Energy Efficient Longitudinal Control
Licentiate thesis, 2018
Vehicles are contributing to global and local environmental problems as a result of fossil fuels. A majority of the combustion engine population is driven by fossil fuels and electrified vehicles are also to a large extent dependent on electricity production from fossil fuels. Emission legislation and standardized test methods have lead the development of technology for the automotive industry. Increased efficiency, improved combustion control and aftertreatment systems have created cleaner and more fuel efficient drivetrains. Authorities and publications have highlighted an increased gap between in-use and certified vehicle consumption and emissions because of the test-cycles current design. In order to address these differences authorities have conducted changes within the test methods from 2017 and forward and a new test-cycle WLTP is introduced including real-driving-emission test procedures. Decreasing the gap of real driving emissions and consumption can also be improved outside the legislative test-cycles using forward looking sensors, map data and statistical models.

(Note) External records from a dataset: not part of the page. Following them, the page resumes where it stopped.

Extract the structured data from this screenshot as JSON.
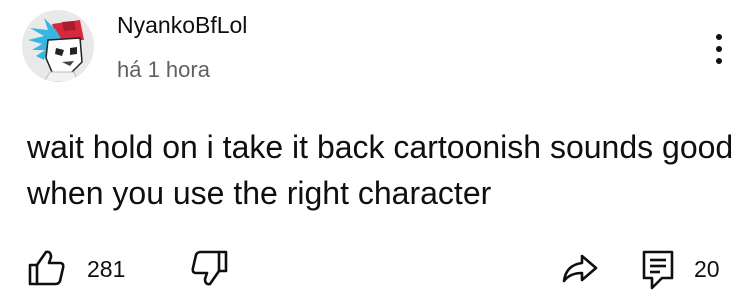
{
  "comment": {
    "author": "NyankoBfLol",
    "timestamp": "há 1 hora",
    "text": "wait hold on i take it back cartoonish sounds good when you use the right character",
    "like_count": "281",
    "reply_count": "20"
  },
  "icons": {
    "avatar": "character-avatar",
    "more": "more-vertical-icon",
    "like": "thumbs-up-icon",
    "dislike": "thumbs-down-icon",
    "share": "share-icon",
    "reply": "comment-icon"
  },
  "colors": {
    "text": "#0f0f0f",
    "secondary_text": "#606060",
    "avatar_hair": "#36b6e0",
    "avatar_cap": "#d9283b"
  }
}
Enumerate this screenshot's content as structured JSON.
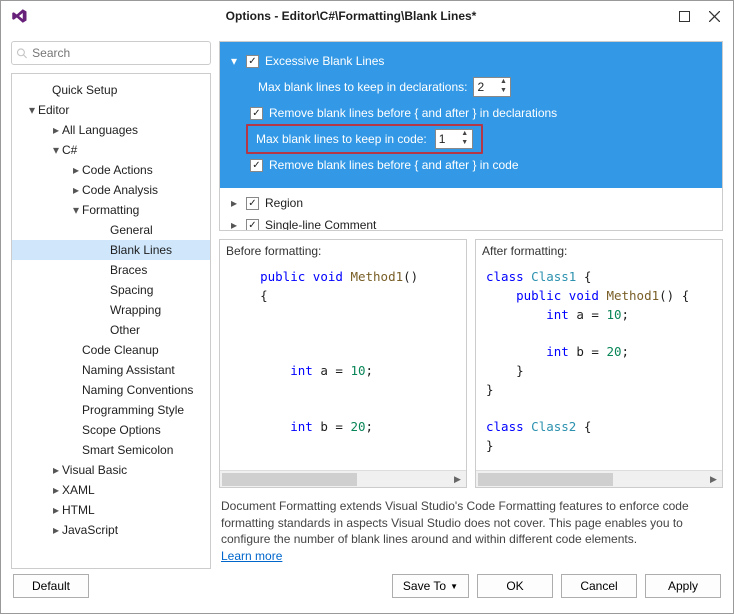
{
  "window": {
    "title": "Options - Editor\\C#\\Formatting\\Blank Lines*"
  },
  "search": {
    "placeholder": "Search"
  },
  "tree": [
    {
      "label": "Quick Setup",
      "indent": 28,
      "tw": ""
    },
    {
      "label": "Editor",
      "indent": 14,
      "tw": "▾"
    },
    {
      "label": "All Languages",
      "indent": 38,
      "tw": "▸"
    },
    {
      "label": "C#",
      "indent": 38,
      "tw": "▾"
    },
    {
      "label": "Code Actions",
      "indent": 58,
      "tw": "▸"
    },
    {
      "label": "Code Analysis",
      "indent": 58,
      "tw": "▸"
    },
    {
      "label": "Formatting",
      "indent": 58,
      "tw": "▾"
    },
    {
      "label": "General",
      "indent": 86,
      "tw": ""
    },
    {
      "label": "Blank Lines",
      "indent": 86,
      "tw": "",
      "selected": true
    },
    {
      "label": "Braces",
      "indent": 86,
      "tw": ""
    },
    {
      "label": "Spacing",
      "indent": 86,
      "tw": ""
    },
    {
      "label": "Wrapping",
      "indent": 86,
      "tw": ""
    },
    {
      "label": "Other",
      "indent": 86,
      "tw": ""
    },
    {
      "label": "Code Cleanup",
      "indent": 58,
      "tw": ""
    },
    {
      "label": "Naming Assistant",
      "indent": 58,
      "tw": ""
    },
    {
      "label": "Naming Conventions",
      "indent": 58,
      "tw": ""
    },
    {
      "label": "Programming Style",
      "indent": 58,
      "tw": ""
    },
    {
      "label": "Scope Options",
      "indent": 58,
      "tw": ""
    },
    {
      "label": "Smart Semicolon",
      "indent": 58,
      "tw": ""
    },
    {
      "label": "Visual Basic",
      "indent": 38,
      "tw": "▸"
    },
    {
      "label": "XAML",
      "indent": 38,
      "tw": "▸"
    },
    {
      "label": "HTML",
      "indent": 38,
      "tw": "▸"
    },
    {
      "label": "JavaScript",
      "indent": 38,
      "tw": "▸"
    }
  ],
  "opts": {
    "group_title": "Excessive Blank Lines",
    "max_decl_label": "Max blank lines to keep in declarations:",
    "max_decl_value": "2",
    "remove_decl": "Remove blank lines before { and after } in declarations",
    "max_code_label": "Max blank lines to keep in code:",
    "max_code_value": "1",
    "remove_code": "Remove blank lines before { and after } in code",
    "region": "Region",
    "single_comment": "Single-line Comment"
  },
  "before": {
    "title": "Before formatting:"
  },
  "after": {
    "title": "After formatting:"
  },
  "desc": {
    "text": "Document Formatting extends Visual Studio's Code Formatting features to enforce code formatting standards in aspects Visual Studio does not cover. This page enables you to configure the number of blank lines around and within different code elements.",
    "link": "Learn more"
  },
  "buttons": {
    "default": "Default",
    "saveto": "Save To",
    "ok": "OK",
    "cancel": "Cancel",
    "apply": "Apply"
  }
}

The work considers controlling the drivetrain actuators more efficiently in a vehicle with predictive information. For this, dynamic programming is used to optimize engine speed trajectories during depletion mode for a series hybrid drivetrain. The result shows that choice of state and control signals has a direct impact on the engine speed trajectory and thereby the fuel consumption. Up to 21 % lower fuel consumption could be achieved for a series hybrid drivetrain compared to a rule based engine speed demand controller (along the best efficiency line) for the drivecycle analyzed. For a parallel hybrid drivetrain a DP method was compared to a heuristic strategy in order to determine the optimal discharge rate of the battery. In the simulation study done the DP method provided the best fuel consumption results. During evaluation of the physical tests the pre-optimized DP parameter set performed worse than the heuristic strategy. In the rig tests a fuel consumption reduction of 8 % was measured with the heuristic method, compared to a non predictive controller strategy. The DP algorithm provided 4 % reduction of fuel compared to a non predictive controller.
The work has also considered different modeling methods of a high voltage battery from recorded fleet data. One individual vehicle recorded battery pack current and voltage for one year. The recorded data was used to identify battery parameters for electric equivalent circuits. The measured current was used to calculate a reference voltage from the circuit equivalent parameters that was compared to the measured voltage. The best result was obtained for a single RC circuit model which obtained the highest average goodness of fit in voltage for the entire training data set.
Hybrid drivetrain control